Everyone told me that my college years would go fast, but I never expected it would go this fast. If you’re like me, you doubled your workload during school and took upwards of 18 credits each semester. On top of that, you might have even had some extra credits lying around from advanced placement classes in high school. Whether it’s because of one or both of these things, you’ve now found yourself suddenly graduating from college early. When I graduated a semester early, I was proud of myself, but also scared beyond belief to be entering the “real world.” Now, just five months later, I’m thriving as an actual adult and I’m here to share my wisdom with you early grads. Here are some things you should do after graduating early:
1. Stay organized
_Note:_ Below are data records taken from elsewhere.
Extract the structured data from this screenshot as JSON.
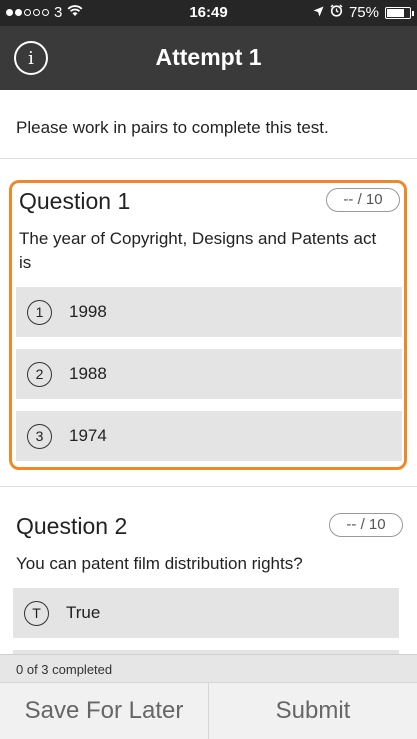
{
  "status_bar": {
    "carrier": "3",
    "time": "16:49",
    "battery": "75%",
    "battery_level": 0.75
  },
  "header": {
    "info_label": "i",
    "title": "Attempt 1"
  },
  "instructions": "Please work in pairs to complete this test.",
  "questions": [
    {
      "title": "Question 1",
      "score": "-- / 10",
      "text": "The year of Copyright, Designs and Patents act is",
      "options": [
        {
          "marker": "1",
          "label": "1998"
        },
        {
          "marker": "2",
          "label": "1988"
        },
        {
          "marker": "3",
          "label": "1974"
        }
      ]
    },
    {
      "title": "Question 2",
      "score": "-- / 10",
      "text": "You can patent film distribution rights?",
      "options": [
        {
          "marker": "T",
          "label": "True"
        }
      ]
    }
  ],
  "progress": "0 of 3 completed",
  "footer": {
    "save_label": "Save For Later",
    "submit_label": "Submit"
  },
  "colors": {
    "accent": "#f0882a",
    "header": "#3a3a3a",
    "status_bar": "#262626",
    "option_bg": "#e4e4e4"
  }
}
Without the order that school brings, it’s easy to become disorganized when managing your real life, so invest in a planner. This’ll help you plan and record dates for interviews, give yourself deadlines for graduate school applications and prep (if you plan on attending), and set goals for yourself. Also, while you’re searching for work and stuck at home, cabin fever can set it in quickly, so make sure to give yourself weekly outings and goals (even if they’re small), like a trip to the grocery store or hanging out with friends at the mall.
2. Apply for your dream job and regular jobs
You’ve got to be realistic about this one. Yes, you may have the right degree for your field, but you may not have a lot of work experience yet, so you’re going to need some build-up jobs to strengthen that resume. You don’t have to necessarily work retail either, look for office jobs that require a BA or BS - anything in a professional working environment will help. Also, know that it’s perfectly okay to not get your dream job right out of college - you’ve got time, don’t worry.
While you’re working to get some money in your pocket and professional work experience under your belt, apply to internships as well. If you can’t work them around your job’s schedule, try for a remote internship instead. I’m a former English major who wants to be a book editor and I’m a part-time bank teller right now, which is adding work experience to my resume, but at the same time, I’m writing for Step Up Magazine remotely to strengthen my publishing and editing skills before I head to graduate school. Don’t give up on what you went to school for if you can’t get a job in your field immediately - take your time saving up cash and building your resume.
3. Stay connected
One of the hardest things about graduating early is missing your friends, especially if your school is hours away from home. You’ve got to stay connected to your friends and not let the distance overwhelm you - putting effort into those relationships you made in your college years will ensure that these friendships will last a lifetime. Try to schedule trips up to see your friends or invite them down to your hometown and always, always engage in the group chat. You’re still a part of the group and they still love you!
4. Keep furthering your education
If there is something that’s stopping you from getting a job in your field, you need to do your best to resolve it. Do some research if you have to- if you need a certification, there are some you can take online for different software or local college classes you can enroll in that can certify you. Keep reading and researching what your dream job requires from you - for example, I want to work in a publishing house, so I’m trying to become familiar with the style guides that they use. If you need to get a master’s degree, start researching schools and what certifications and tests they will need from you (ex. GRE exam). Stay on top of the advancements in your field so you can be the most qualified candidate when you apply again.
Graduating early from college can sound frightening, but if you keep your head up and focus on building your resume for your dream job, you’ll be just fine.
Sarah DeLena is currently studying for her masters in Publishing and Writing at Emerson College. She hopes to become an editor of YA literature, her favorite genre, own at least two golden retrievers, and further the legacy of the Oxford comma.